TASK DESCRIPTION: Without any pictures, copy the records below once more, exactly as they are.

INPUT:

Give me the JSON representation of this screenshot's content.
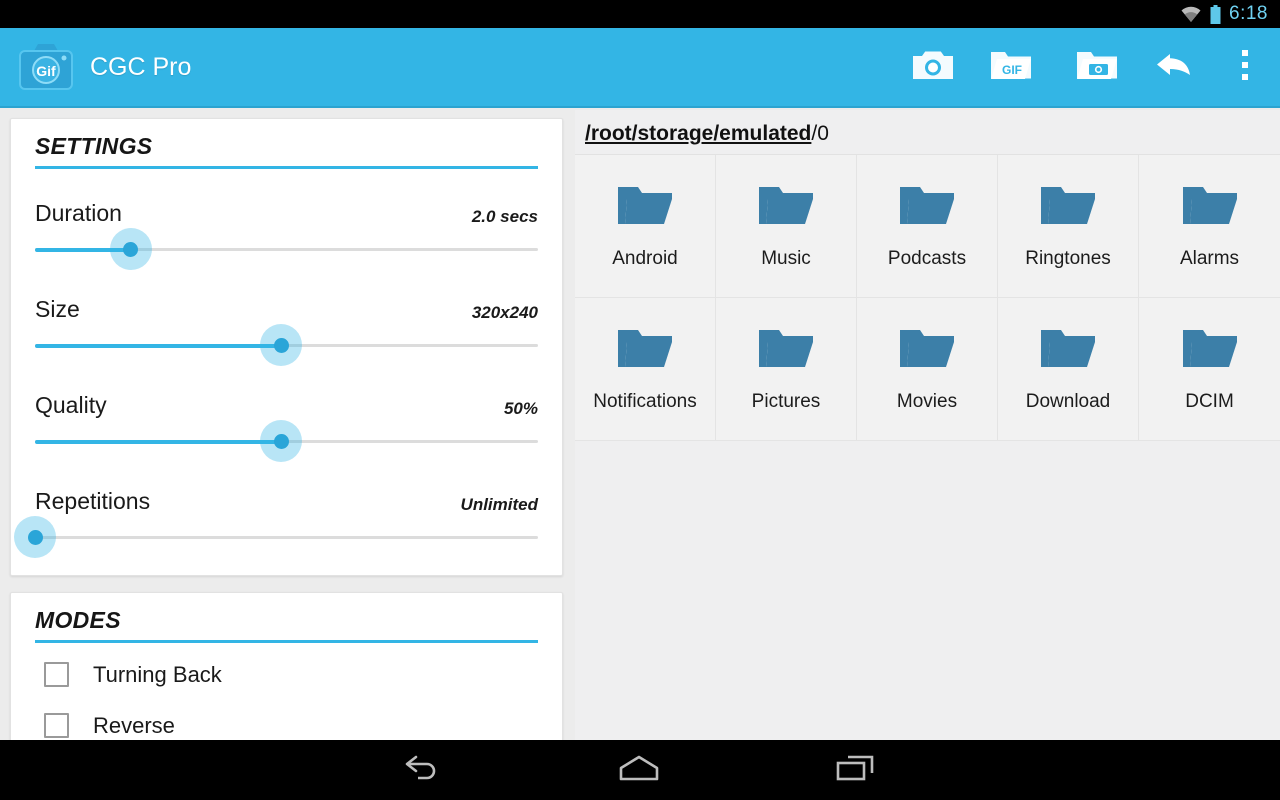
{
  "statusbar": {
    "time": "6:18",
    "wifi_icon": "wifi-icon",
    "battery_icon": "battery-icon"
  },
  "actionbar": {
    "app_icon": "gif-camera-app-icon",
    "title": "CGC Pro",
    "accent_color": "#33b5e5",
    "actions": [
      {
        "name": "camera-button",
        "icon": "camera-icon"
      },
      {
        "name": "gif-folder-button",
        "icon": "gif-folder-icon",
        "icon_label": "GIF"
      },
      {
        "name": "photo-folder-button",
        "icon": "photo-folder-icon"
      },
      {
        "name": "back-button",
        "icon": "reply-arrow-icon"
      },
      {
        "name": "overflow-menu-button",
        "icon": "overflow-menu-icon"
      }
    ]
  },
  "settings": {
    "title": "SETTINGS",
    "items": [
      {
        "label": "Duration",
        "value": "2.0 secs",
        "percent": 19
      },
      {
        "label": "Size",
        "value": "320x240",
        "percent": 49
      },
      {
        "label": "Quality",
        "value": "50%",
        "percent": 49
      },
      {
        "label": "Repetitions",
        "value": "Unlimited",
        "percent": 0
      }
    ]
  },
  "modes": {
    "title": "MODES",
    "items": [
      {
        "label": "Turning Back",
        "checked": false
      },
      {
        "label": "Reverse",
        "checked": false
      }
    ]
  },
  "browser": {
    "path_segments": "/root/storage/emulated",
    "path_tail": "/0",
    "folders": [
      {
        "name": "Android"
      },
      {
        "name": "Music"
      },
      {
        "name": "Podcasts"
      },
      {
        "name": "Ringtones"
      },
      {
        "name": "Alarms"
      },
      {
        "name": "Notifications"
      },
      {
        "name": "Pictures"
      },
      {
        "name": "Movies"
      },
      {
        "name": "Download"
      },
      {
        "name": "DCIM"
      }
    ],
    "folder_icon": "folder-icon",
    "folder_color": "#3c7fa8"
  },
  "navbar": {
    "buttons": [
      {
        "name": "nav-back-button",
        "icon": "back-arrow-icon"
      },
      {
        "name": "nav-home-button",
        "icon": "home-icon"
      },
      {
        "name": "nav-recents-button",
        "icon": "recents-icon"
      }
    ]
  }
}
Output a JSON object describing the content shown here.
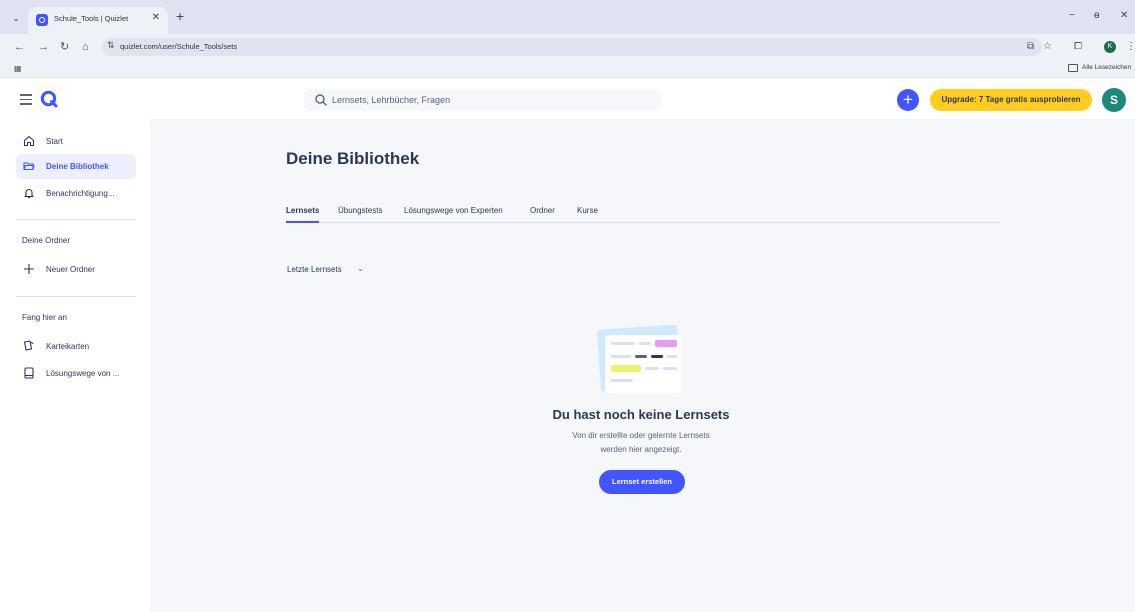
{
  "browser": {
    "tab_title": "Schule_Tools | Quizlet",
    "tab_menu": "⌄",
    "tab_close": "✕",
    "new_tab": "+",
    "url": "quizlet.com/user/Schule_Tools/sets",
    "bookmarks_label": "Alle Lesezeichen",
    "profile_initial": "K",
    "minimize": "−",
    "restore": "ɵ",
    "close": "✕"
  },
  "header": {
    "search_placeholder": "Lernsets, Lehrbücher, Fragen",
    "plus_label": "+",
    "upgrade_label": "Upgrade: 7 Tage gratis ausprobieren",
    "avatar_initial": "S"
  },
  "sidebar": {
    "items": [
      {
        "label": "Start",
        "icon": "home-icon"
      },
      {
        "label": "Deine Bibliothek",
        "icon": "folder-open-icon"
      },
      {
        "label": "Benachrichtigung...",
        "icon": "bell-icon"
      }
    ],
    "folders_heading": "Deine Ordner",
    "new_folder_label": "Neuer Ordner",
    "start_heading": "Fang hier an",
    "start_items": [
      {
        "label": "Karteikarten",
        "icon": "flashcards-icon"
      },
      {
        "label": "Lösungswege von ...",
        "icon": "book-icon"
      }
    ]
  },
  "main": {
    "title": "Deine Bibliothek",
    "tabs": [
      "Lernsets",
      "Übungstests",
      "Lösungswege von Experten",
      "Ordner",
      "Kurse"
    ],
    "active_tab": "Lernsets",
    "filter_label": "Letzte Lernsets",
    "empty_title": "Du hast noch keine Lernsets",
    "empty_line1": "Von dir erstellte oder gelernte Lernsets",
    "empty_line2": "werden hier angezeigt.",
    "create_button": "Lernset erstellen"
  },
  "colors": {
    "brand": "#4255ff",
    "upgrade": "#ffcd1f",
    "avatar": "#1b8a7a",
    "background": "#f6f7fb"
  }
}
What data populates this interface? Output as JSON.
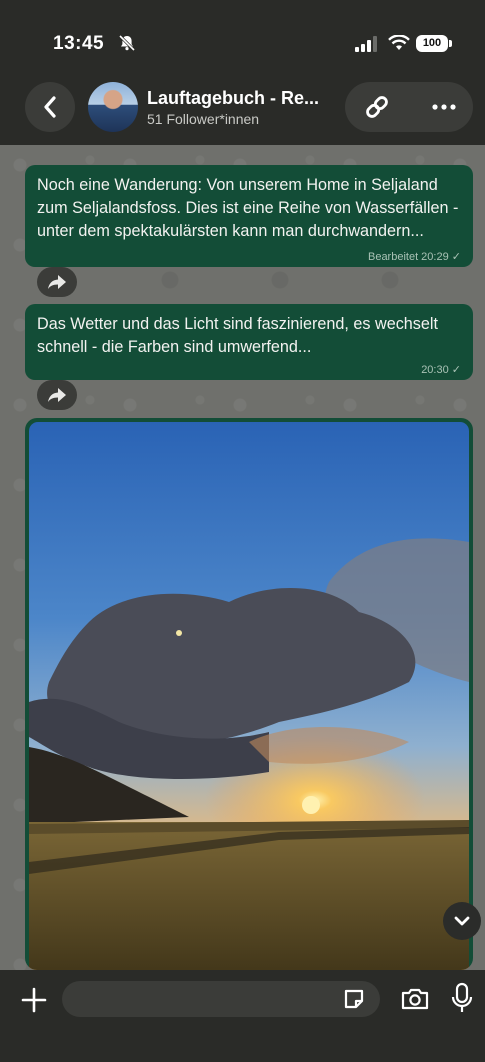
{
  "status_bar": {
    "time": "13:45",
    "battery": "100"
  },
  "header": {
    "title": "Lauftagebuch - Re...",
    "subtitle": "51 Follower*innen"
  },
  "messages": [
    {
      "text": "Noch eine Wanderung: Von unserem Home in Seljaland zum Seljalandsfoss. Dies ist eine Reihe von Wasserfällen - unter dem spektakulärsten kann man durchwandern...",
      "meta": "Bearbeitet 20:29 ✓"
    },
    {
      "text": "Das Wetter und das Licht sind faszinierend, es wechselt schnell - die Farben sind umwerfend...",
      "meta": "20:30 ✓"
    }
  ],
  "composer": {
    "placeholder": ""
  },
  "icons": [
    "back-icon",
    "link-icon",
    "more-icon",
    "forward-icon",
    "chevron-down-icon",
    "plus-icon",
    "sticker-icon",
    "camera-icon",
    "mic-icon",
    "bell-slash-icon",
    "signal-icon",
    "wifi-icon",
    "battery-icon"
  ],
  "colors": {
    "bubble": "#134d37",
    "chat_bg": "#6f706c",
    "bar": "#2a2b28"
  }
}
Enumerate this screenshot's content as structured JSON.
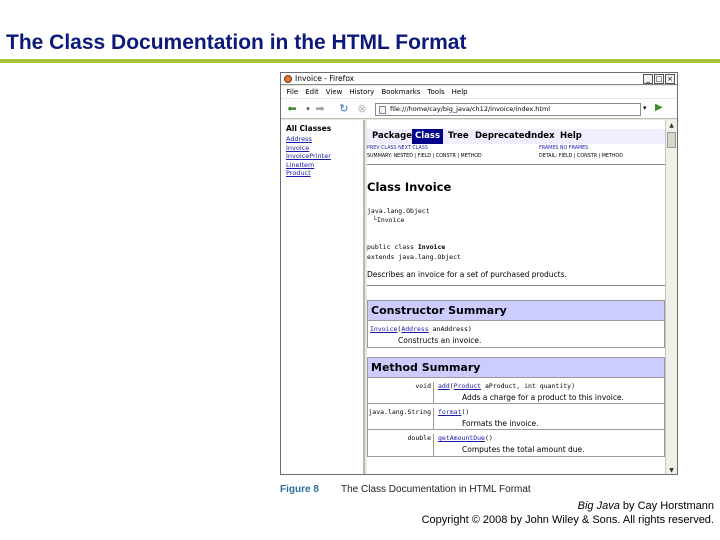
{
  "slide": {
    "title": "The Class Documentation in the HTML Format"
  },
  "browser": {
    "window_title": "Invoice - Firefox",
    "window_buttons": [
      "_",
      "□",
      "×"
    ],
    "menu": [
      "File",
      "Edit",
      "View",
      "History",
      "Bookmarks",
      "Tools",
      "Help"
    ],
    "nav_icons": [
      "back-arrow-icon",
      "forward-arrow-icon",
      "reload-icon",
      "stop-icon",
      "home-icon"
    ],
    "url": "file:///home/cay/big_java/ch12/invoice/index.html",
    "left_frame": {
      "heading": "All Classes",
      "classes": [
        "Address",
        "Invoice",
        "InvoicePrinter",
        "LineItem",
        "Product"
      ]
    },
    "content": {
      "nav_tabs": [
        "Package",
        "Class",
        "Tree",
        "Deprecated",
        "Index",
        "Help"
      ],
      "active_tab": "Class",
      "subnav_left_1": "PREV CLASS   NEXT CLASS",
      "subnav_left_2": "SUMMARY: NESTED | FIELD | CONSTR | METHOD",
      "subnav_right_1": "FRAMES   NO FRAMES",
      "subnav_right_2": "DETAIL: FIELD | CONSTR | METHOD",
      "class_title": "Class Invoice",
      "hierarchy_1": "java.lang.Object",
      "hierarchy_2": "└Invoice",
      "declaration_1": "public class Invoice",
      "declaration_2": "extends java.lang.Object",
      "description": "Describes an invoice for a set of purchased products.",
      "constructor_summary": {
        "heading": "Constructor Summary",
        "rows": [
          {
            "name": "Invoice",
            "params": "(Address anAddress)",
            "param_type": "Address",
            "desc": "Constructs an invoice."
          }
        ]
      },
      "method_summary": {
        "heading": "Method Summary",
        "rows": [
          {
            "type": "void",
            "name": "add",
            "sig_open": "(",
            "param_type": "Product",
            "sig_rest": " aProduct, int quantity)",
            "desc": "Adds a charge for a product to this invoice."
          },
          {
            "type": "java.lang.String",
            "name": "format",
            "sig_open": "()",
            "param_type": "",
            "sig_rest": "",
            "desc": "Formats the invoice."
          },
          {
            "type": "double",
            "name": "getAmountDue",
            "sig_open": "()",
            "param_type": "",
            "sig_rest": "",
            "desc": "Computes the total amount due."
          }
        ]
      }
    }
  },
  "caption": {
    "figure": "Figure 8",
    "text": "The Class Documentation in HTML Format"
  },
  "credit": {
    "book": "Big Java",
    "author": " by Cay Horstmann",
    "copyright": "Copyright © 2008 by John Wiley & Sons.  All rights reserved."
  }
}
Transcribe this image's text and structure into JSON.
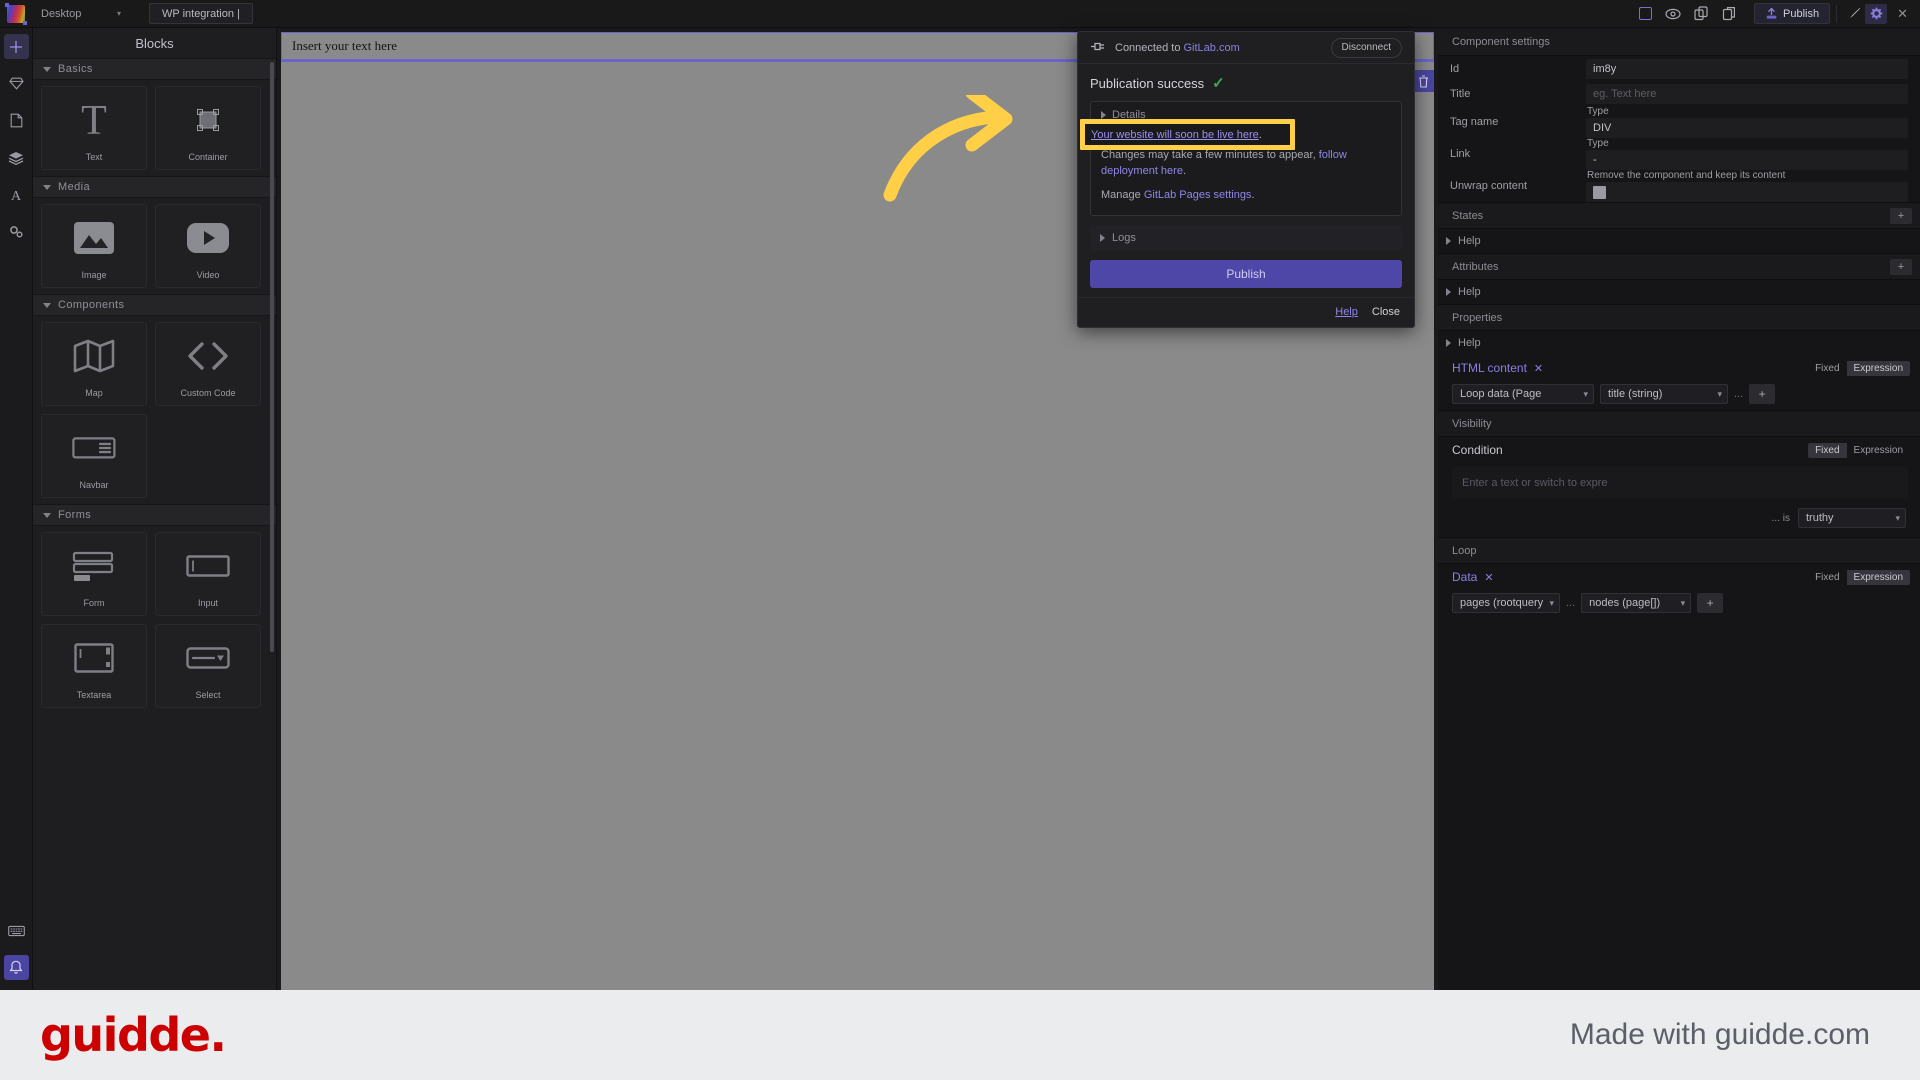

EXERCISE SOLUTION:
Give me the JSON representation of this screenshot's content.
{
  "statusbar": {
    "time": "6:18",
    "wifi_icon": "wifi-icon",
    "battery_icon": "battery-icon"
  },
  "actionbar": {
    "app_icon": "gif-camera-app-icon",
    "title": "CGC Pro",
    "accent_color": "#33b5e5",
    "actions": [
      {
        "name": "camera-button",
        "icon": "camera-icon"
      },
      {
        "name": "gif-folder-button",
        "icon": "gif-folder-icon",
        "icon_label": "GIF"
      },
      {
        "name": "photo-folder-button",
        "icon": "photo-folder-icon"
      },
      {
        "name": "back-button",
        "icon": "reply-arrow-icon"
      },
      {
        "name": "overflow-menu-button",
        "icon": "overflow-menu-icon"
      }
    ]
  },
  "settings": {
    "title": "SETTINGS",
    "items": [
      {
        "label": "Duration",
        "value": "2.0 secs",
        "percent": 19
      },
      {
        "label": "Size",
        "value": "320x240",
        "percent": 49
      },
      {
        "label": "Quality",
        "value": "50%",
        "percent": 49
      },
      {
        "label": "Repetitions",
        "value": "Unlimited",
        "percent": 0
      }
    ]
  },
  "modes": {
    "title": "MODES",
    "items": [
      {
        "label": "Turning Back",
        "checked": false
      },
      {
        "label": "Reverse",
        "checked": false
      }
    ]
  },
  "browser": {
    "path_segments": "/root/storage/emulated",
    "path_tail": "/0",
    "folders": [
      {
        "name": "Android"
      },
      {
        "name": "Music"
      },
      {
        "name": "Podcasts"
      },
      {
        "name": "Ringtones"
      },
      {
        "name": "Alarms"
      },
      {
        "name": "Notifications"
      },
      {
        "name": "Pictures"
      },
      {
        "name": "Movies"
      },
      {
        "name": "Download"
      },
      {
        "name": "DCIM"
      }
    ],
    "folder_icon": "folder-icon",
    "folder_color": "#3c7fa8"
  },
  "navbar": {
    "buttons": [
      {
        "name": "nav-back-button",
        "icon": "back-arrow-icon"
      },
      {
        "name": "nav-home-button",
        "icon": "home-icon"
      },
      {
        "name": "nav-recents-button",
        "icon": "recents-icon"
      }
    ]
  }
}
Output a JSON object describing the content shown here.
{
  "browser": {
    "tab_title": "Schule_Tools | Quizlet",
    "tab_menu": "⌄",
    "tab_close": "✕",
    "new_tab": "+",
    "url": "quizlet.com/user/Schule_Tools/sets",
    "bookmarks_label": "Alle Lesezeichen",
    "profile_initial": "K",
    "minimize": "−",
    "restore": "ɵ",
    "close": "✕"
  },
  "header": {
    "search_placeholder": "Lernsets, Lehrbücher, Fragen",
    "plus_label": "+",
    "upgrade_label": "Upgrade: 7 Tage gratis ausprobieren",
    "avatar_initial": "S"
  },
  "sidebar": {
    "items": [
      {
        "label": "Start",
        "icon": "home-icon"
      },
      {
        "label": "Deine Bibliothek",
        "icon": "folder-open-icon"
      },
      {
        "label": "Benachrichtigung...",
        "icon": "bell-icon"
      }
    ],
    "folders_heading": "Deine Ordner",
    "new_folder_label": "Neuer Ordner",
    "start_heading": "Fang hier an",
    "start_items": [
      {
        "label": "Karteikarten",
        "icon": "flashcards-icon"
      },
      {
        "label": "Lösungswege von ...",
        "icon": "book-icon"
      }
    ]
  },
  "main": {
    "title": "Deine Bibliothek",
    "tabs": [
      "Lernsets",
      "Übungstests",
      "Lösungswege von Experten",
      "Ordner",
      "Kurse"
    ],
    "active_tab": "Lernsets",
    "filter_label": "Letzte Lernsets",
    "empty_title": "Du hast noch keine Lernsets",
    "empty_line1": "Von dir erstellte oder gelernte Lernsets",
    "empty_line2": "werden hier angezeigt.",
    "create_button": "Lernset erstellen"
  },
  "colors": {
    "brand": "#4255ff",
    "upgrade": "#ffcd1f",
    "avatar": "#1b8a7a",
    "background": "#f6f7fb"
  }
}
What data populates this interface? Output as JSON.
{
  "status_bar": {
    "time": "13:45",
    "battery": "100"
  },
  "header": {
    "title": "Lauftagebuch - Re...",
    "subtitle": "51 Follower*innen"
  },
  "messages": [
    {
      "text": "Noch eine Wanderung: Von unserem Home in Seljaland zum Seljalandsfoss. Dies ist eine Reihe von Wasserfällen - unter dem spektakulärsten kann man durchwandern...",
      "meta": "Bearbeitet 20:29 ✓"
    },
    {
      "text": "Das Wetter und das Licht sind faszinierend, es wechselt schnell - die Farben sind umwerfend...",
      "meta": "20:30 ✓"
    }
  ],
  "composer": {
    "placeholder": ""
  },
  "icons": [
    "back-icon",
    "link-icon",
    "more-icon",
    "forward-icon",
    "chevron-down-icon",
    "plus-icon",
    "sticker-icon",
    "camera-icon",
    "mic-icon",
    "bell-slash-icon",
    "signal-icon",
    "wifi-icon",
    "battery-icon"
  ],
  "colors": {
    "bubble": "#134d37",
    "chat_bg": "#6f706c",
    "bar": "#2a2b28"
  }
}
Enumerate this screenshot's content as structured JSON.
{
  "slide": {
    "title": "The Class Documentation in the HTML Format"
  },
  "browser": {
    "window_title": "Invoice - Firefox",
    "window_buttons": [
      "_",
      "□",
      "×"
    ],
    "menu": [
      "File",
      "Edit",
      "View",
      "History",
      "Bookmarks",
      "Tools",
      "Help"
    ],
    "nav_icons": [
      "back-arrow-icon",
      "forward-arrow-icon",
      "reload-icon",
      "stop-icon",
      "home-icon"
    ],
    "url": "file:///home/cay/big_java/ch12/invoice/index.html",
    "left_frame": {
      "heading": "All Classes",
      "classes": [
        "Address",
        "Invoice",
        "InvoicePrinter",
        "LineItem",
        "Product"
      ]
    },
    "content": {
      "nav_tabs": [
        "Package",
        "Class",
        "Tree",
        "Deprecated",
        "Index",
        "Help"
      ],
      "active_tab": "Class",
      "subnav_left_1": "PREV CLASS   NEXT CLASS",
      "subnav_left_2": "SUMMARY: NESTED | FIELD | CONSTR | METHOD",
      "subnav_right_1": "FRAMES   NO FRAMES",
      "subnav_right_2": "DETAIL: FIELD | CONSTR | METHOD",
      "class_title": "Class Invoice",
      "hierarchy_1": "java.lang.Object",
      "hierarchy_2": "└Invoice",
      "declaration_1": "public class Invoice",
      "declaration_2": "extends java.lang.Object",
      "description": "Describes an invoice for a set of purchased products.",
      "constructor_summary": {
        "heading": "Constructor Summary",
        "rows": [
          {
            "name": "Invoice",
            "params": "(Address anAddress)",
            "param_type": "Address",
            "desc": "Constructs an invoice."
          }
        ]
      },
      "method_summary": {
        "heading": "Method Summary",
        "rows": [
          {
            "type": "void",
            "name": "add",
            "sig_open": "(",
            "param_type": "Product",
            "sig_rest": " aProduct, int quantity)",
            "desc": "Adds a charge for a product to this invoice."
          },
          {
            "type": "java.lang.String",
            "name": "format",
            "sig_open": "()",
            "param_type": "",
            "sig_rest": "",
            "desc": "Formats the invoice."
          },
          {
            "type": "double",
            "name": "getAmountDue",
            "sig_open": "()",
            "param_type": "",
            "sig_rest": "",
            "desc": "Computes the total amount due."
          }
        ]
      }
    }
  },
  "caption": {
    "figure": "Figure 8",
    "text": "The Class Documentation in HTML Format"
  },
  "credit": {
    "book": "Big Java",
    "author": " by Cay Horstmann",
    "copyright": "Copyright © 2008 by John Wiley & Sons.  All rights reserved."
  }
}
Transcribe this image's text and structure into JSON.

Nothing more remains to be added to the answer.